Thursday, 13 October 2011

Unemployment - a price worth paying?

Norman Lamont famously said on 16 May 1991, "Rising unemployment and the recession have been the price that we have had to pay to get inflation down. That price is well worth paying."

In 1992 a young Conservative named David Cameron was his special advisor.

Yesterday, the latest unemployment figures published by the ONS estimates that UK unemployment rose by 114,000 between June and August to 2.57 million - a 17-year high.

A main plank of the Conservative led Coalition Governments austerity plans was a belief that jobs created in the private sector would more than make up for the jobs lost in the public sector.

Stephanie Flanders, BBC Economics Editor says in her blog: "For some time, we were able to say that employment growth in the private sector was outweighing the loss of jobs in the public sector. That is no longer true. The public sector lost 111,000 over the three months to June (97,000 excluding temporary jobs for the census), while the number of jobs in the private sector rose by 41,000."

The official government line: The Employment Secretary, Chris Grayling, said [to BBC News] that what the UK was now seeing was "the impact of the international financial crisis".

David Cameron at Question Time also defended the Governments Plan A, and as reported by the BBC:

The Prime Minister, David Cameron, rejected the criticism and said he would stick to his plans to reduce the deficit of nearly 10%.

"These are very disappointing figures that have been announced today and every job that is lost is a tragedy for that person and for their family and that is why this government is going to do everything it possibly can to help get people into work."

One worrying aspect of the latest unemployment figures has been the increase in the number of young people out of work. The BBC highlights today a survey by the Association of Colleges which claims, almost half of England's further education colleges have seen a decline in student numbers - with the drop blamed on the scrapping of the Education Maintenance Allowance (EMA).

Whilst the Department of Education defended the more closely targeted £180m bursary scheme, which replaces the EMA, which had cost £560m per year.
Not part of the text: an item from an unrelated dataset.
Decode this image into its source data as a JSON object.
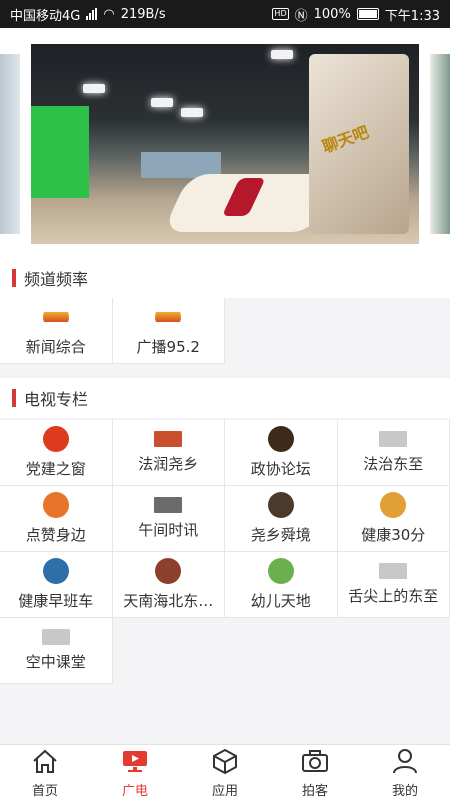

It says that under the new scheme students who would have been eligible for free school meals could receive up to £800 per year.

The shadow skills minister Gordon Marsden said,"These findings are underlined by today's devastating figures on Youth Unemployment which show their failure to have a strategy for growth which will start remedying this."

Returning to the Conservative led Coalition Government, they say 'another reason why we need to stick to Plan A, is to keep international confidence in our economy, which has resulted in record low interest rates. This will benefit us all in the long term.'

In other words "Rising unemployment and a recession will be the price that we have had to pay to keep interest rates low, cut the defecit and get inflation down. That price is well worth paying"

In logic a pure neoliberal statement, but in these days of media savy politicians not one you will hear any of them declare soon.


kp said...

I want to know what the assembly is planning to do about matters ... we've got our own responsibilities now!

Gruntfuttocks said...

You must be joking RM, that lot down in Cardiff Bay would rather spend our taxes on silly schemes like free breakfasts for schoolkids. Wales is still like some former Soviet republic with the nanny state providing for all we need from cradle to grave - with the exception of a decent health service and education for our children (instead of those free breakfasts). Just think of the wonderful people we have down there running our affairs, Edwina Hart, Jane Hutt. Would you trust either of them to look after your piggy bank let alone a country's economy? 'Twas a sad day indeed when the Welsh voted for devolution.

Prometheuswrites said...

The skim goes on:

"West Wales and the valleys are expected to qualify for a third pot of funding in 2013 as one of the poorest regions in the EU".

"West Wales and the valleys are joined by Malta, two regions of Portugal and four regions of southern Italy as the only areas that became relatively poorer despite the investment. Every other region that received both Objective 1 and convergence funding got wealthier including Greece, Latvia, Slovakia and Spain. Welsh Labour MEP Derek Vaughan said it was clear the earliest years of the funding, known as Objective 1, were not properly managed".